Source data
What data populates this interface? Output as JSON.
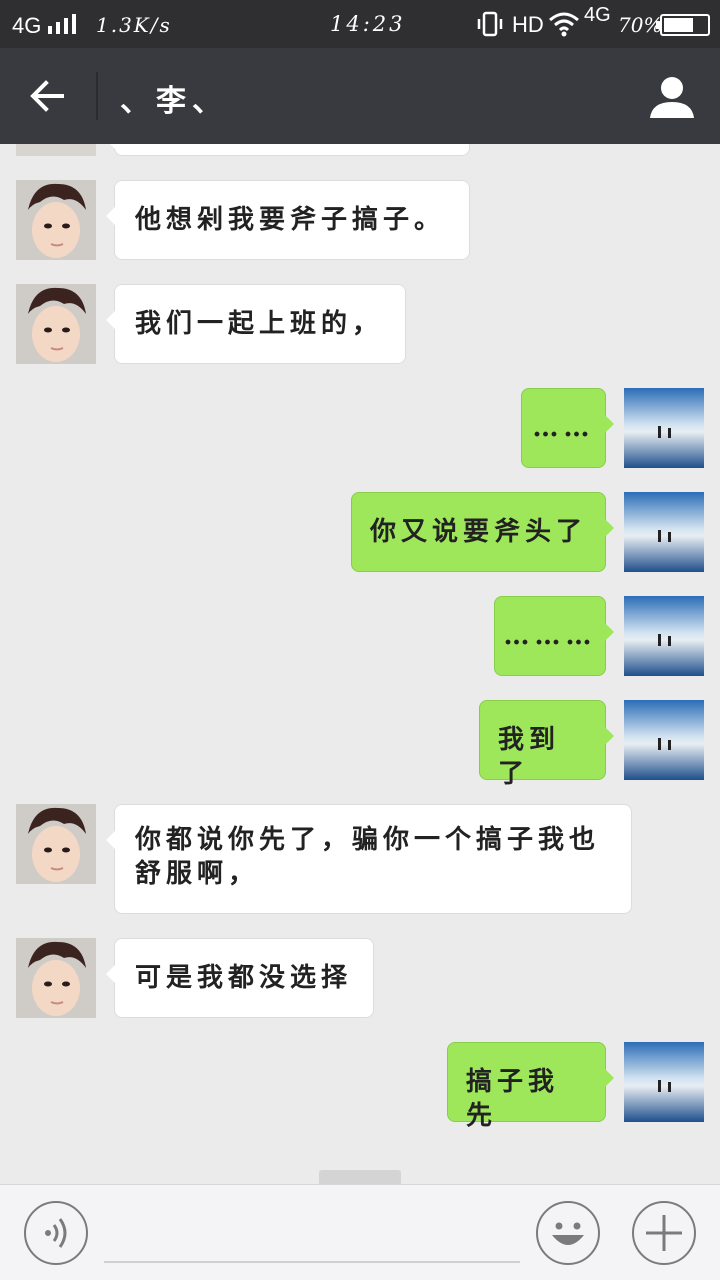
{
  "status_bar": {
    "network": "4G",
    "speed": "1.3K/s",
    "time": "14:23",
    "hd": "HD",
    "network2": "4G",
    "battery_percent": "70%",
    "battery_level": 0.7
  },
  "header": {
    "title": "、李、",
    "back_icon": "arrow-left-icon",
    "profile_icon": "person-icon"
  },
  "messages": [
    {
      "side": "left",
      "text": "他想剁我要斧子搞子。"
    },
    {
      "side": "left",
      "text": "我们一起上班的，"
    },
    {
      "side": "right",
      "text": "……"
    },
    {
      "side": "right",
      "text": "你又说要斧头了"
    },
    {
      "side": "right",
      "text": "………"
    },
    {
      "side": "right",
      "text": "我到了"
    },
    {
      "side": "left",
      "text": "你都说你先了，骗你一个搞子我也舒服啊，"
    },
    {
      "side": "left",
      "text": "可是我都没选择"
    },
    {
      "side": "right",
      "text": "搞子我先"
    }
  ],
  "input": {
    "voice_icon": "voice-icon",
    "emoji_icon": "emoji-icon",
    "plus_icon": "plus-icon",
    "value": "",
    "placeholder": ""
  },
  "colors": {
    "status_bg": "#2f2f31",
    "header_bg": "#393a3f",
    "chat_bg": "#ebebeb",
    "bubble_left": "#ffffff",
    "bubble_right": "#9ee75a"
  }
}
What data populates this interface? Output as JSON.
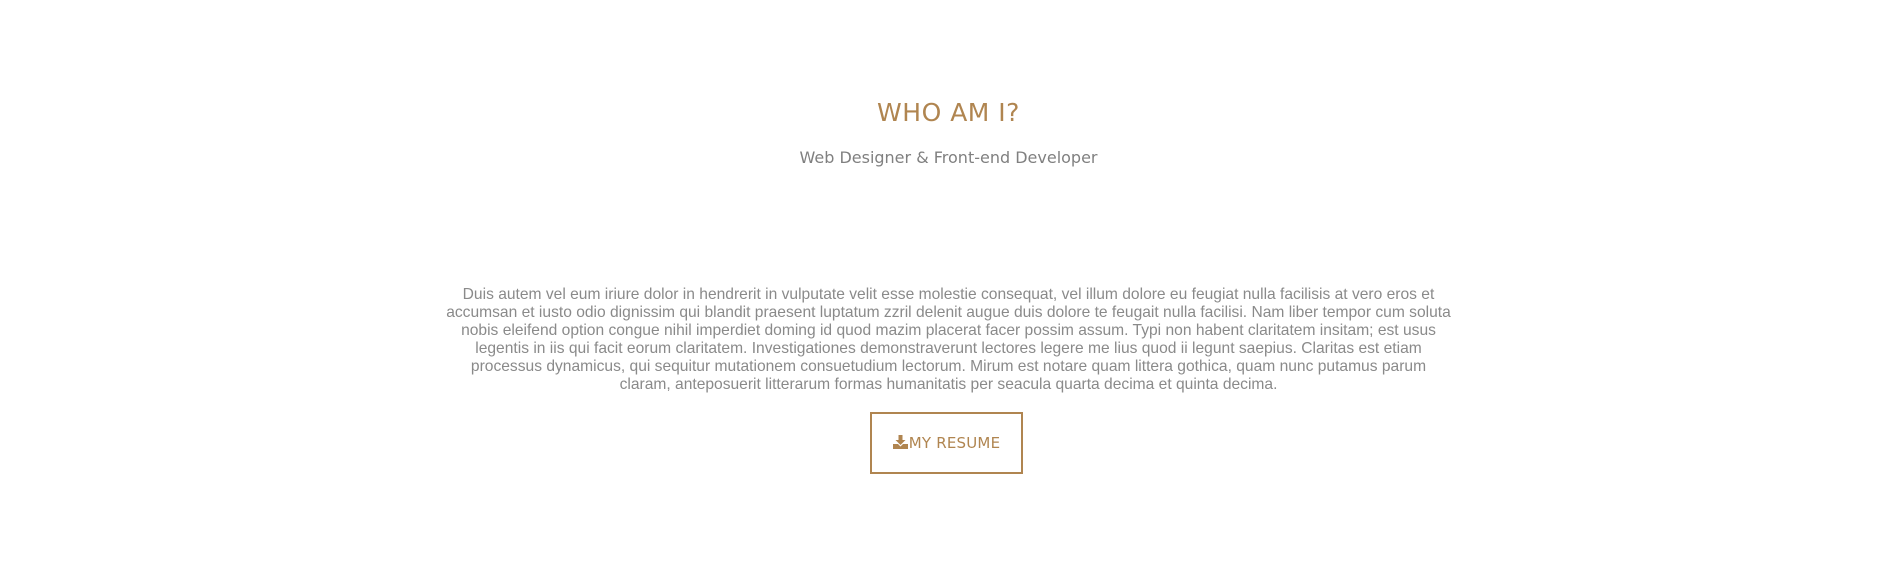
{
  "about": {
    "title": "WHO AM I?",
    "subtitle": "Web Designer & Front-end Developer",
    "bio": "Duis autem vel eum iriure dolor in hendrerit in vulputate velit esse molestie consequat, vel illum dolore eu feugiat nulla facilisis at vero eros et accumsan et iusto odio dignissim qui blandit praesent luptatum zzril delenit augue duis dolore te feugait nulla facilisi. Nam liber tempor cum soluta nobis eleifend option congue nihil imperdiet doming id quod mazim placerat facer possim assum. Typi non habent claritatem insitam; est usus legentis in iis qui facit eorum claritatem. Investigationes demonstraverunt lectores legere me lius quod ii legunt saepius. Claritas est etiam processus dynamicus, qui sequitur mutationem consuetudium lectorum. Mirum est notare quam littera gothica, quam nunc putamus parum claram, anteposuerit litterarum formas humanitatis per seacula quarta decima et quinta decima.",
    "resume_button": {
      "label": "MY RESUME",
      "icon": "download-icon"
    }
  },
  "colors": {
    "accent": "#b08550",
    "text_muted": "#8a8a8a",
    "background": "#ffffff"
  }
}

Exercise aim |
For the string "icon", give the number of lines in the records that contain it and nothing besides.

Final answer |
6